-- EXERCISE DESCRIPTION --
Take each line of the listing that has the string "Writer" and report it.

-- PROVIDED DATA --
* * * * * * *

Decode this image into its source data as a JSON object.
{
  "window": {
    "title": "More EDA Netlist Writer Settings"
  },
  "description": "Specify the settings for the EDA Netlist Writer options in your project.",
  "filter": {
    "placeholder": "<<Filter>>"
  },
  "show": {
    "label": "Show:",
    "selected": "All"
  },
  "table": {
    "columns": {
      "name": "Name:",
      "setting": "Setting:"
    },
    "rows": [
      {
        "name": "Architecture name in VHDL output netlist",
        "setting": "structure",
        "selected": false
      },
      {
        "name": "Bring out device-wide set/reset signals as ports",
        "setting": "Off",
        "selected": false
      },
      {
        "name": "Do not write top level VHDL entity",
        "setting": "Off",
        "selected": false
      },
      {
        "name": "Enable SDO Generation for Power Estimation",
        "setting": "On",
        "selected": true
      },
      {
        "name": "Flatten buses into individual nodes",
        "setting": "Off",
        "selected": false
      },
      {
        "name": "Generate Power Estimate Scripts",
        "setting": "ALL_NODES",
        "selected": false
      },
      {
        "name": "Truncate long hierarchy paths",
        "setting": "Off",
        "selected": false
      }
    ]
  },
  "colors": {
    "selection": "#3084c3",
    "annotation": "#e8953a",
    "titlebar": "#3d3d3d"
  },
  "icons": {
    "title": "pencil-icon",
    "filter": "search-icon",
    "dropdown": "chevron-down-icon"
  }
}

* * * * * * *

-- ANSWER BOX --
    "title": "More EDA Netlist Writer Settings"
  "description": "Specify the settings for the EDA Netlist Writer options in your project.",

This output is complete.